• [MATERIAL TO PROCESS]:
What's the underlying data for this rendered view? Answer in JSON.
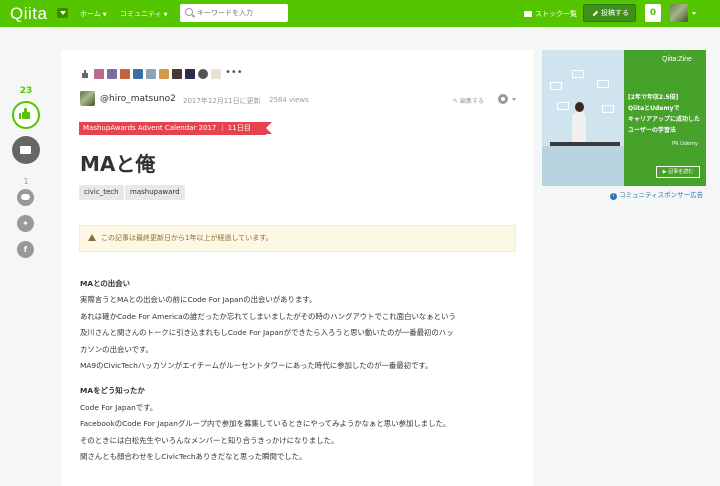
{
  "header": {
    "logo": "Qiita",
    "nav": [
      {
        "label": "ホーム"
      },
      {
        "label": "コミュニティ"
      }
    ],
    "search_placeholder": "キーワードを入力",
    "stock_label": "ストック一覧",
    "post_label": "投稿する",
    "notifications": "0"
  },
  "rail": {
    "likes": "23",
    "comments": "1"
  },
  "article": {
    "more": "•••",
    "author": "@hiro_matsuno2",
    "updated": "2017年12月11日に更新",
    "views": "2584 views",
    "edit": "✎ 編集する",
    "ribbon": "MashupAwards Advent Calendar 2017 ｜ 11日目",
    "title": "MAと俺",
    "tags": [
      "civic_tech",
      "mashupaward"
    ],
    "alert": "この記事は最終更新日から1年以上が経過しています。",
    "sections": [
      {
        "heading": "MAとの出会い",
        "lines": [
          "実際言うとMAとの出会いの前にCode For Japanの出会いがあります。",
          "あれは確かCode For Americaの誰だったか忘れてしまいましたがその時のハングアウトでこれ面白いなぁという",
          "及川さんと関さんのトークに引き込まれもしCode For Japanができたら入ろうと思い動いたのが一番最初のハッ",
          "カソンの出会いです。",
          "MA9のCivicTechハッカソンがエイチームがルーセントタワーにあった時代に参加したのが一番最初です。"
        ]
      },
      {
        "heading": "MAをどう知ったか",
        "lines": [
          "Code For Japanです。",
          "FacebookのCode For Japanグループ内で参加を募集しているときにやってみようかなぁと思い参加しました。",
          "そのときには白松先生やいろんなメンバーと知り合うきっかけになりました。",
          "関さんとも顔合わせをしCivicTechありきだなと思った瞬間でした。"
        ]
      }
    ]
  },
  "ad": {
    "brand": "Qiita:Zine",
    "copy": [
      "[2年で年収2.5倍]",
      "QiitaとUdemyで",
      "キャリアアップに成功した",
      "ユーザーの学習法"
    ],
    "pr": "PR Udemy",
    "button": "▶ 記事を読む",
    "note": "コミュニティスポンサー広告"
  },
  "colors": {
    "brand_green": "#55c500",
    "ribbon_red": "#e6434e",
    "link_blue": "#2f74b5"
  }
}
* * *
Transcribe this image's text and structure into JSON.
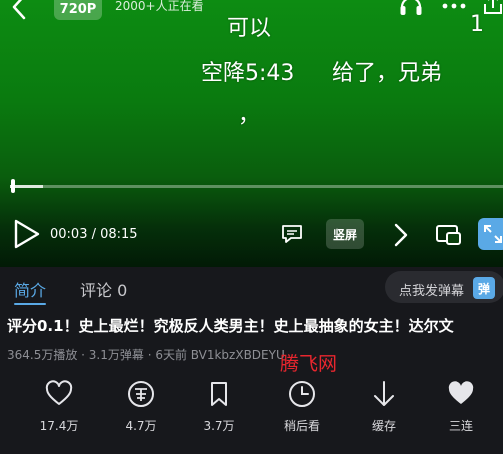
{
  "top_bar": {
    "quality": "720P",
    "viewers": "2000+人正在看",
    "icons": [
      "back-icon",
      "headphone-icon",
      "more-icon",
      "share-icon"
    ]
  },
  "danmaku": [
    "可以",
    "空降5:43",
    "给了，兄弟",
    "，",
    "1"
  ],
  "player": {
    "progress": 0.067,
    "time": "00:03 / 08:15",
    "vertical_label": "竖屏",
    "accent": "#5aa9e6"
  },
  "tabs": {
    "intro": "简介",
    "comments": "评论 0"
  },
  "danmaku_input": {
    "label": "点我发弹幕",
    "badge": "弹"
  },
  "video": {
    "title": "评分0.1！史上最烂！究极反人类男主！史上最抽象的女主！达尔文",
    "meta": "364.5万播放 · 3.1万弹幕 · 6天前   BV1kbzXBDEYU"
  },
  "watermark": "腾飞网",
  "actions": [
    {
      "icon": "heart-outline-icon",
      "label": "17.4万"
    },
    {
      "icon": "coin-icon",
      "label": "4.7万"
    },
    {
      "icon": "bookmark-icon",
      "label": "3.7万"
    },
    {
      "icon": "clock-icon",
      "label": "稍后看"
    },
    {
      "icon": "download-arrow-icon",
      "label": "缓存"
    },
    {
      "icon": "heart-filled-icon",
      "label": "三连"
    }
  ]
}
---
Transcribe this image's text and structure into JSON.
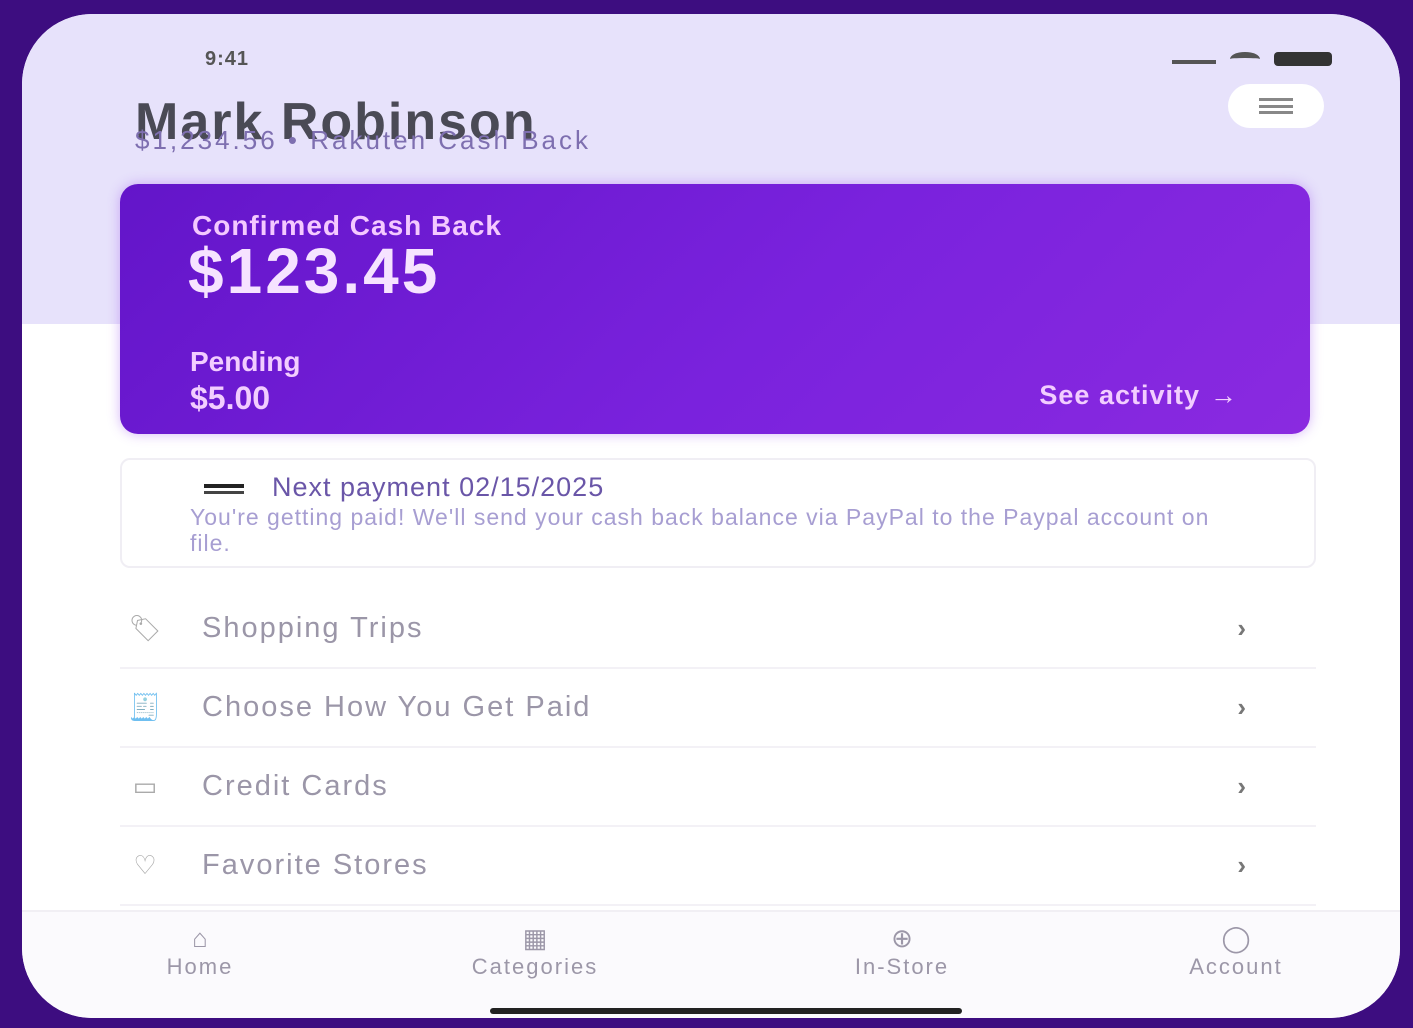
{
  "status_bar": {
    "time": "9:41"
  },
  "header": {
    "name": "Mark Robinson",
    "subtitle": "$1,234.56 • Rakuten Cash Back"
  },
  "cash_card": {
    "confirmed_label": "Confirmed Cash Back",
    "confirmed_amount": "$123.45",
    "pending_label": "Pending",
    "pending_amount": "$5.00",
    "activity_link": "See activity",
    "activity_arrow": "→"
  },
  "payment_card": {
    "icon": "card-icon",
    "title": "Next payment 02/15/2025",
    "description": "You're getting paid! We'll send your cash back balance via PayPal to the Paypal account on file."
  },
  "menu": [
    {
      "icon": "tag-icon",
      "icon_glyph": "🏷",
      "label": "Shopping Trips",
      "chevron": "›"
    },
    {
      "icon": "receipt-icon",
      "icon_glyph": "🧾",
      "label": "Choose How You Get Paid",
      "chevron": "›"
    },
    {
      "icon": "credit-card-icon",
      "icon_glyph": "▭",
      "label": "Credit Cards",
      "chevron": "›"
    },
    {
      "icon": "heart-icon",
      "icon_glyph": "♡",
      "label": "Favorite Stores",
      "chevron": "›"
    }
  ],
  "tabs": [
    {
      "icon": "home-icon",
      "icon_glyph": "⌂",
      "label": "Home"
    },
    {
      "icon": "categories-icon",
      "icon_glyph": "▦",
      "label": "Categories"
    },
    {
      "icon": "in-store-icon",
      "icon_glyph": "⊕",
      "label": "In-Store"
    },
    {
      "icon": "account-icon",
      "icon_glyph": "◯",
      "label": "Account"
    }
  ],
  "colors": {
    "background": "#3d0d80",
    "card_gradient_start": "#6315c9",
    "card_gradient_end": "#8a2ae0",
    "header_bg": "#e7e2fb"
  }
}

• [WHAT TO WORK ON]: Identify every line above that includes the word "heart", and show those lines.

• [TASK RESPONSE]:
      "icon": "heart-outline-icon",
      "icon": "heart-filled-icon",
      "icon": "heart-icon",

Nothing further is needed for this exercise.